KUALA LUMPUR • The High Court in Kuala Lumpur has ordered a policewoman to enter a defence on a charge of intentionally hiding information related to terrorist activities from the authorities.
The policewoman in question, Corporal Jusninawati Abdul Gani, 35, had knowledge of terrorist activities, a fact established by the prosecution, who proved that she was in the know about a suspicious individual leaving for Syria on Nov 12, 2014, reported Bernama news agency.
However, Jusninawati, who is attached to the Petaling Jaya district police headquarters, did not provide that information, nor subsequent information that she came across, to the police.
She has now been charged with intentional omission of information relating to terrorist acts at the police headquarters between August 2015 and March this year.
"The police's role is to maintain peace and uphold the law. This is clear that as a member of the police force, the accused is bound by law to inform such information to the authorities," observed High Court Judicial Commissioner Datuk Nordin Hassan at yesterday's hearing of the charges.
He subsequently set Nov 10 for Jusninawati to enter her defence.
She has been charged under Section 130M of the Penal Code and faces imprisonment for up to seven years, a fine, or both if found guilty.
Deputy public prosecutor Ezrene Zakariah is the prosecutor in the case. Jusninawati was represented by lawyers Nik Zarith Nik Moustpha and Adi Zulkarnain Zulkafli.
It is not the first incident where Malaysian security personnel have been accused of aiding and abetting terror activities.
According to Malaysian Defence Minister Hishammuddin Hussein, armed forces personnel suspected to be involved with the Islamic State in Iraq and Syria (ISIS) make up 1 per cent of the militants in the country identified by the authorities so far.
Mr Hishammuddin, who was speaking to reporters after launching the 40th Pacific Armies Management Seminar on Monday, did not reveal the exact number of soldiers who have been identified.
In another revelation, Malaysian Deputy Prime Minister Ahmad Zahid Hamidi said on Wednesday that officers of the Eastern Sabah Security Command may have leaked vital information to the Abu Sayyaf terror group in the Philippines, allowing them to launch kidnap-for-ransom attacks in the waters off Sabah.
"We believe money obtained from kidnappings is then channelled to Katibah Nusantara to strengthen its position in South-east Asia and to finance terror activities," he said in reference to a group of Indonesian and Malaysian ISIS-affiliated fighters.
Malaysia's battle against terror heightened last year after it was revealed that national leaders, including Prime Minister Najib Razak, were being targeted.
In April last year, Malaysia enacted the Prevention of Terrorism Act, which gives the authorities the power to detain suspects without trial for two years.

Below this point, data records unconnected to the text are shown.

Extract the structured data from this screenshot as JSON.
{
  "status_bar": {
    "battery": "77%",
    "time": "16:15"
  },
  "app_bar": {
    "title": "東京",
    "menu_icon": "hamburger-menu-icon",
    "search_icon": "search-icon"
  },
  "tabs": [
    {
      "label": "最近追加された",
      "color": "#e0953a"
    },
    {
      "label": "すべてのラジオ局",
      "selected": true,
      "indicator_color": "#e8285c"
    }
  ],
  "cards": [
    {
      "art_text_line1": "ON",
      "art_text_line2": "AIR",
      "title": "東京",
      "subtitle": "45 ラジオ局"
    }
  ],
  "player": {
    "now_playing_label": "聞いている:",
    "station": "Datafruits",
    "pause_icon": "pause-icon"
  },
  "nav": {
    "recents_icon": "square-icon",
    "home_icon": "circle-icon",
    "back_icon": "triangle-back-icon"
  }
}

In all, 240 suspected terrorists have been detained in Malaysia since late 2013.